Every survivor working toward PTSD freedom is different and yet, so many of us follow the same paths to recovery: Developing a sense of safety, control, release and reintegration. While those are the main goals, the actual work involves many micro-steps that both lay the groundwork for and help maintain your ability to hold onto the ground you gain.

7 Steps to Strengthen Your PTSD Recovery

In my work with clients, I see the following outline support and empower survivors of all types of traumas despite race, religion, age, culture or customs.

1 - Set your clear healing intention.
2 - Keep yourself focused on your goals and desires.
3 - Decide you will keep going until you reach success.
4 - Expect challenges and days you feel like a failure.
5 - Develop processes to help you stay present.
6 - Do the work in every moment.
7 - Let the ‘how’ take care of itself.

PTSD recovery is such a challenge.
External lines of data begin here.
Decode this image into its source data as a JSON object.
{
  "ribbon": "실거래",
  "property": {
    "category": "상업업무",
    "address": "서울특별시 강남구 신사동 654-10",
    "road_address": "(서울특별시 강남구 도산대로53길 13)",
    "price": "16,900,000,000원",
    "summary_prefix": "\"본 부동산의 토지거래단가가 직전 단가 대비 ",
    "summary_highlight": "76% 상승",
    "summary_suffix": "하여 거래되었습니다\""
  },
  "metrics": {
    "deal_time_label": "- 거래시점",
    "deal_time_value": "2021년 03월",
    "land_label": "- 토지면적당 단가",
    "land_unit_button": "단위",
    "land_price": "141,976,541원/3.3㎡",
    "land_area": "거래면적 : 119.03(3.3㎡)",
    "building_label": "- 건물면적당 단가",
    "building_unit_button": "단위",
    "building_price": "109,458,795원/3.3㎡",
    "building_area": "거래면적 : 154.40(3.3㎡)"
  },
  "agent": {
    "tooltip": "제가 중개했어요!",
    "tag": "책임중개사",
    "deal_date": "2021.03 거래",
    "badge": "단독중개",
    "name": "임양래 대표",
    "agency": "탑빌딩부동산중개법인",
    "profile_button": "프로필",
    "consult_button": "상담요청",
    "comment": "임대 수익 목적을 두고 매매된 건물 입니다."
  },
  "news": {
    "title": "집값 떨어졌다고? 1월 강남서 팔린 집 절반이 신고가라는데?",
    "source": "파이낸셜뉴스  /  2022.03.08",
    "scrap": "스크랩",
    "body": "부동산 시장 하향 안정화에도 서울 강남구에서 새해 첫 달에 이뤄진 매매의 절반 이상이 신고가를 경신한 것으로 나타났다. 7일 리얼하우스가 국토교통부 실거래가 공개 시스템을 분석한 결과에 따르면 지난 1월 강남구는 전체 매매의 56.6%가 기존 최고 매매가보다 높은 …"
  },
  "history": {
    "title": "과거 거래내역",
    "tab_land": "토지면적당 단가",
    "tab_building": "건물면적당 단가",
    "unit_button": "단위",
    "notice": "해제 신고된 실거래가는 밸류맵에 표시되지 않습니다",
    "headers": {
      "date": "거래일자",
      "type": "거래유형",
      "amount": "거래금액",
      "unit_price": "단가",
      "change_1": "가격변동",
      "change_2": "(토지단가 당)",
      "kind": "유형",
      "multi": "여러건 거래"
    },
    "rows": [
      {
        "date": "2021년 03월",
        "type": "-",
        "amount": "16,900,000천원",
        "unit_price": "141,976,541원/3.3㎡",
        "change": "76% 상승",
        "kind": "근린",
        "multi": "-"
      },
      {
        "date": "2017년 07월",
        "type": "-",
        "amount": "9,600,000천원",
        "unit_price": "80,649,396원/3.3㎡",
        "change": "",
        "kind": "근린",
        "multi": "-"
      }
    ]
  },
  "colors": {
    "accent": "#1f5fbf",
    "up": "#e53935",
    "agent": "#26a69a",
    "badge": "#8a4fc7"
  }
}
For far too long on my own journey, I just wanted to 'get over it already'. As if I could show up in my therapist's office once a week for fifty minutes and let him do all the work, I shambled from week to week without making much improvement. Of course, that's not how healing happens; it happens because you will it to occur and you do whatever it takes to make that dream a reality.

While we all know there's no magic potion, spell or trance that can get you to exactly where you want to be in PTSD recovery at exactly the moment you want to be there, it's also possible to find dependable steps. Unlike bronchitis, you can't just take a penicillin, wait seventy-two hours and spontaneously pop out of bed feeling like a brand new soul. What can you do in your quest to overcome PTSD? Pretty much put one foot in front of the other and repeatedly work the six steps above until you reach your very own oasis of calm, peace, tranquility or whatever else you define PTSD recovery to be.

Michele is the author of Your Life After Trauma: Powerful Practices to Reclaim Your Identity. Connect with her on Google+, LinkedIn, Facebook, Twitter and her website,

APA Reference
Rosenthal, M. (2012, November 28). Seven Steps For Strengthening Your PTSD Recovery, HealthyPlace. Retrieved on 2024, July 23 from

Author: Michele Rosenthal

Herb Cohen
December, 1 2012 at 10:08 am

Cleo, I can understand seeking medication to off set such intense suffering as you express. Michele's advice is to first believe you can one day accept what has happened but without such severe pain. when we are in it , it is hard to see that this possible and very real. Your reaction to such losses is perfectly normal. So experiencing loss as pain is expected. Getting stuck in that place is when help is needed. Your loved ones looking back at you probably would not wish this for you and so in a way working thru is honoring them and on no way disrespectful. Giving yourself permission to heal is very important . Next instead of medicating what you feel, find a recovery coach or a therapist who can help you use what you feel to move beyond your suffering and heal. This is very possible- believe!!

November, 29 2012 at 1:21 pm

My daughter, and only child, committed suicide. The police came to my house to tell me. I went to my daughter's house and the yellow crime scene tape on her porch, the crowd and seeing her body carried out in a beige bag is constantly in my mind. The following year, my husband had a stroke and I watched him actively die, there is such an expression, for 10 days. The scene from my daughter's house and seeing my beloved husband die have devastated me. I had a bad experience with antidepressants and am now seeing a Naturopath. PTSD rules.

In reply to by Anonymous (not verified)

Michele Rosenthal
November, 30 2012 at 10:57 am

@Cleo -- I'm so sorry for the truly heavy experiences you are feeling the effects of. I'm glad to hear you're open to alternative healing practices! I deeply believe in their efficacy. You might consider adding other complementary processes to help your brain integrate trauma's effects and build new neural pathways for moving forward. A few suggestions here:…

Leave a reply